#### Exercise objective
Would you please write out each entry precisely as given?

Items listed in a dataset

━━━━━━━━

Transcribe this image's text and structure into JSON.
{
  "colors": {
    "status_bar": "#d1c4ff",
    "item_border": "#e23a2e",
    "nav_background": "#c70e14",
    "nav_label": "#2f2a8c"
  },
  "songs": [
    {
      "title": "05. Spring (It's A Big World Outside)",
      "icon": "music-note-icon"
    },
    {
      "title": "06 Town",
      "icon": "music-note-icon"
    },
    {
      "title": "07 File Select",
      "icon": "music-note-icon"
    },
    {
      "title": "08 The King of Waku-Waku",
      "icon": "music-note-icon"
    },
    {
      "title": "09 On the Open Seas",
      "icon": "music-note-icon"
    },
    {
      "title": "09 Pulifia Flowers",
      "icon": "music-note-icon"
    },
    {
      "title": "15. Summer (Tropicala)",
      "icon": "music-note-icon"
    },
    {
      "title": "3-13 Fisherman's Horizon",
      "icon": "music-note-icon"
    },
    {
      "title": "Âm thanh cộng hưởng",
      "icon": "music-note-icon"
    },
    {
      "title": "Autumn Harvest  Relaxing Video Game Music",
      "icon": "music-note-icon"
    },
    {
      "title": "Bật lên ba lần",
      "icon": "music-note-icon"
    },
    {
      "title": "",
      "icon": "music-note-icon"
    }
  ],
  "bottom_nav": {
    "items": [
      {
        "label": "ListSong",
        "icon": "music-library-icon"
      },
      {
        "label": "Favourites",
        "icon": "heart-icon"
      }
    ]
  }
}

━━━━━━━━

#### Answer to this task
Transcribe this image's text and structure into JSON.
{
  "colors": {
    "status_bar": "#d1c4ff",
    "item_border": "#e23a2e",
    "nav_background": "#c70e14",
    "nav_label": "#2f2a8c"
  },
  "songs": [
    {
      "title": "05. Spring (It's A Big World Outside)",
      "icon": "music-note-icon"
    },
    {
      "title": "06 Town",
      "icon": "music-note-icon"
    },
    {
      "title": "07 File Select",
      "icon": "music-note-icon"
    },
    {
      "title": "08 The King of Waku-Waku",
      "icon": "music-note-icon"
    },
    {
      "title": "09 On the Open Seas",
      "icon": "music-note-icon"
    },
    {
      "title": "09 Pulifia Flowers",
      "icon": "music-note-icon"
    },
    {
      "title": "15. Summer (Tropicala)",
      "icon": "music-note-icon"
    },
    {
      "title": "3-13 Fisherman's Horizon",
      "icon": "music-note-icon"
    },
    {
      "title": "Âm thanh cộng hưởng",
      "icon": "music-note-icon"
    },
    {
      "title": "Autumn Harvest  Relaxing Video Game Music",
      "icon": "music-note-icon"
    },
    {
      "title": "Bật lên ba lần",
      "icon": "music-note-icon"
    },
    {
      "title": "",
      "icon": "music-note-icon"
    }
  ],
  "bottom_nav": {
    "items": [
      {
        "label": "ListSong",
        "icon": "music-library-icon"
      },
      {
        "label": "Favourites",
        "icon": "heart-icon"
      }
    ]
  }
}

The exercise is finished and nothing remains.